Generally speaking, you can be charged with domestic violence for acting in an aggressive manner toward anyone with who you share a home. For instance, a prosecutor may pursue such a charge if you strike your partner, punch your father or shove your cousin down the stairs. Under Oregon law, domestic abuse may also occur if you harm a roommate even if that person isn't related to you. Let's take a closer look at the potential long-term ramifications of being accused of this type of crime.
You May Face a Variety of Penalties for Violating Domestic Violence Statutes
If you're charged with a misdemeanor count of making threats, stalking, or assault, you could spend up to a year in jail. Furthermore, you may also be required to pay a fine of up to $6,250. In the event that an assault charge is upgraded to a felony, a judge might sentence you to up to 20 years in prison, and a felony conviction might also result in a fine of up to $375,000.
The severity of the charge will depend on multiple factors such as the types of injuries a victim suffered or the presence of previous domestic violence convictions. Authorities will also consider whether you acted in a reckless manner when an alleged assault took place. Finally, you will likely face a felony charge if authorities allege that a deadly weapon was used to commit the crime.
The victim in your case has the right to seek a restraining order, and this is typically true even if no criminal charges are filed against you. If the order is granted, you may be required to move out of the home or apartment that you share with this individual. Furthermore, there is a chance that you might lose custody of your children.
The Potential Financial Impacts of Being Charged With a Crime
At a minimum, spending any amount of time in jail will make it almost impossible to earn a tangible income. Therefore, you may be at risk of losing your home, vehicle, or other possessions that weren't paid in full prior to being taken into custody.
After your release, it may be difficult to find a job, which may also limit your ability to find a decent home or apartment. Furthermore, you may be required to wear a monitoring bracelet as a condition of your probation or parole. The state will likely charge you at least $100 a month to maintain the device.
Even if you're acquitted of the charge, you will likely spend thousands of dollars in legal fees to clear your name. Furthermore, you may need to spend additional money to secure your release from custody while your case makes its way through the legal system.
The Potential Social Impacts of Being Charged With a Crime
A domestic violence charge may change the way that friends, family members, and professional contacts perceive you. Therefore, you may be at a greater risk of getting a divorce or losing a contract with a key client. In some cases, key relationships may remain strained even if the case is eventually dismissed.
It's also possible that a criminal charge might be cited as a reason to revoke any custodial, visitation, or other rights that you may have had to a son or daughter. This may occur regardless of whether your child's other parent obtains a restraining order against you.

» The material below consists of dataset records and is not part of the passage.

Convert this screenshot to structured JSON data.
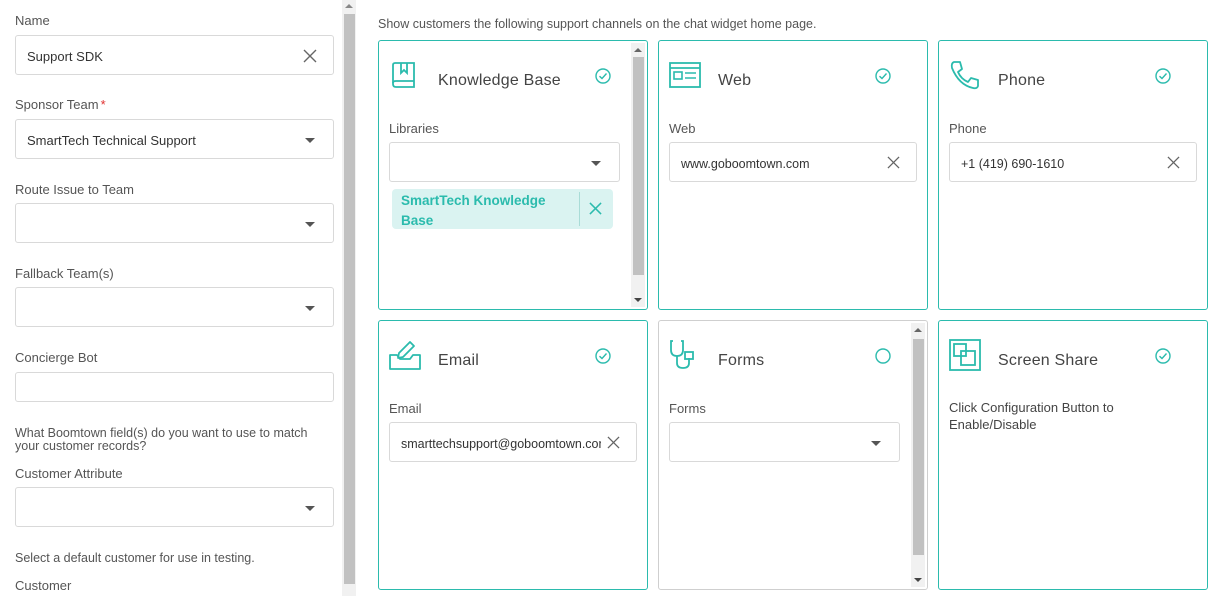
{
  "form": {
    "name_label": "Name",
    "name_value": "Support SDK",
    "sponsor_label": "Sponsor Team",
    "sponsor_required": "*",
    "sponsor_value": "SmartTech Technical Support",
    "route_label": "Route Issue to Team",
    "route_value": "",
    "fallback_label": "Fallback Team(s)",
    "fallback_value": "",
    "concierge_label": "Concierge Bot",
    "concierge_value": "",
    "match_help": "What Boomtown field(s) do you want to use to match your customer records?",
    "attribute_label": "Customer Attribute",
    "attribute_value": "",
    "default_help": "Select a default customer for use in testing.",
    "customer_label": "Customer"
  },
  "channels": {
    "intro": "Show customers the following support channels on the chat widget home page.",
    "knowledge": {
      "title": "Knowledge Base",
      "icon": "book-icon",
      "enabled": true,
      "field_label": "Libraries",
      "select_value": "",
      "chip": "SmartTech Knowledge Base"
    },
    "web": {
      "title": "Web",
      "icon": "browser-window-icon",
      "enabled": true,
      "field_label": "Web",
      "value": "www.goboomtown.com"
    },
    "phone": {
      "title": "Phone",
      "icon": "phone-icon",
      "enabled": true,
      "field_label": "Phone",
      "value": "+1 (419) 690-1610"
    },
    "email": {
      "title": "Email",
      "icon": "email-edit-icon",
      "enabled": true,
      "field_label": "Email",
      "value": "smarttechsupport@goboomtown.com"
    },
    "forms": {
      "title": "Forms",
      "icon": "stethoscope-icon",
      "enabled": false,
      "field_label": "Forms",
      "select_value": ""
    },
    "screenshare": {
      "title": "Screen Share",
      "icon": "screen-share-icon",
      "enabled": true,
      "message": "Click Configuration Button to Enable/Disable"
    }
  },
  "colors": {
    "accent": "#2bbbad",
    "chip_bg": "#daf3f1",
    "required": "#e0302f"
  }
}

However, it's important to note that the presence of a criminal record won't automatically disqualify you from being a parent to your children. A judge will review the details of your case to determine if you actually pose any danger to your child's safety.
If you are facing a domestic violence charge, you should contact the folks at Baxter Harder, LLC right away. We may be able to help you obtain an acquittal, a plea deal, or another type of favorable outcome in the matter.